#### Extracted entries:
Segment Open

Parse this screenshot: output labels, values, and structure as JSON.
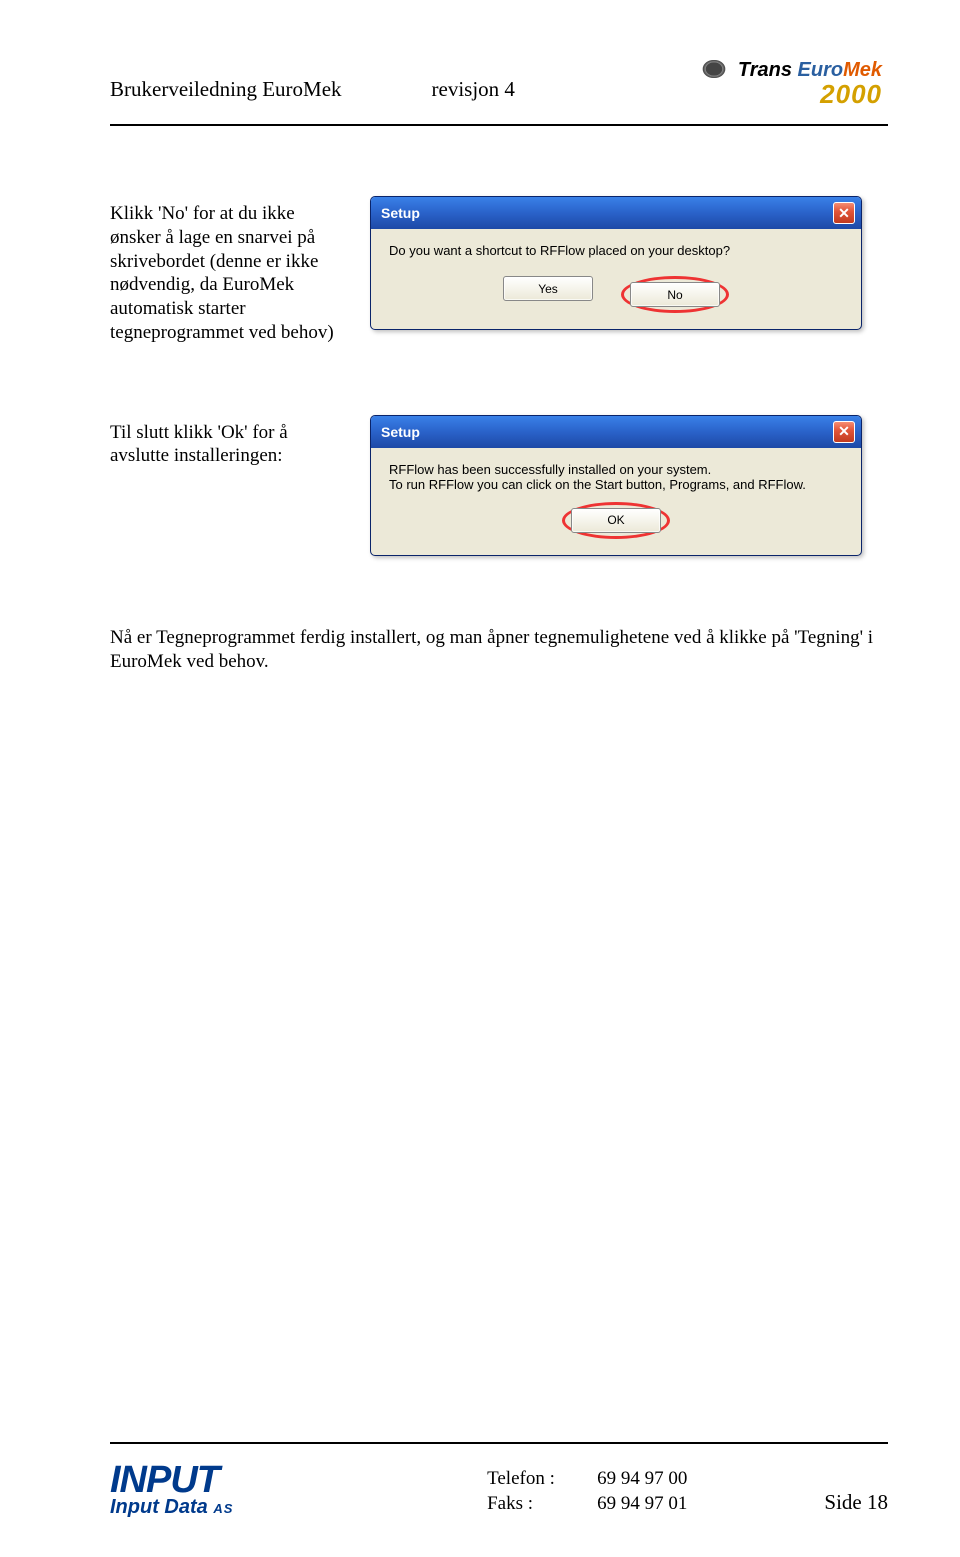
{
  "header": {
    "doc_title": "Brukerveiledning EuroMek",
    "revision": "revisjon 4",
    "logo_trans": "Trans",
    "logo_euro": "Euro",
    "logo_mek": "Mek",
    "logo_year": "2000"
  },
  "section1": {
    "instruction": "Klikk 'No' for at du ikke ønsker å lage en snarvei på skrivebordet (denne er ikke nødvendig, da EuroMek automatisk starter tegneprogrammet ved behov)",
    "dialog": {
      "title": "Setup",
      "message": "Do you want a shortcut to RFFlow placed on your desktop?",
      "yes": "Yes",
      "no": "No"
    }
  },
  "section2": {
    "instruction": "Til slutt klikk 'Ok' for å avslutte installeringen:",
    "dialog": {
      "title": "Setup",
      "line1": "RFFlow has been successfully installed on your system.",
      "line2": "To run RFFlow you can click on the Start button, Programs, and RFFlow.",
      "ok": "OK"
    }
  },
  "summary": "Nå er Tegneprogrammet ferdig installert, og man åpner tegnemulighetene ved å klikke på 'Tegning' i EuroMek ved behov.",
  "footer": {
    "logo_top": "INPUT",
    "logo_bottom": "Input Data",
    "logo_as": "AS",
    "phone_label": "Telefon :",
    "phone_value": "69 94 97 00",
    "fax_label": "Faks :",
    "fax_value": "69 94 97 01",
    "page": "Side 18"
  }
}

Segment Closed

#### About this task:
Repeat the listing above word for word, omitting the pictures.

#### Response to this task:
Parse this screenshot: output labels, values, and structure as JSON.
{
  "header": {
    "doc_title": "Brukerveiledning EuroMek",
    "revision": "revisjon 4",
    "logo_trans": "Trans",
    "logo_euro": "Euro",
    "logo_mek": "Mek",
    "logo_year": "2000"
  },
  "section1": {
    "instruction": "Klikk 'No' for at du ikke ønsker å lage en snarvei på skrivebordet (denne er ikke nødvendig, da EuroMek automatisk starter tegneprogrammet ved behov)",
    "dialog": {
      "title": "Setup",
      "message": "Do you want a shortcut to RFFlow placed on your desktop?",
      "yes": "Yes",
      "no": "No"
    }
  },
  "section2": {
    "instruction": "Til slutt klikk 'Ok' for å avslutte installeringen:",
    "dialog": {
      "title": "Setup",
      "line1": "RFFlow has been successfully installed on your system.",
      "line2": "To run RFFlow you can click on the Start button, Programs, and RFFlow.",
      "ok": "OK"
    }
  },
  "summary": "Nå er Tegneprogrammet ferdig installert, og man åpner tegnemulighetene ved å klikke på 'Tegning' i EuroMek ved behov.",
  "footer": {
    "logo_top": "INPUT",
    "logo_bottom": "Input Data",
    "logo_as": "AS",
    "phone_label": "Telefon :",
    "phone_value": "69 94 97 00",
    "fax_label": "Faks :",
    "fax_value": "69 94 97 01",
    "page": "Side 18"
  }
}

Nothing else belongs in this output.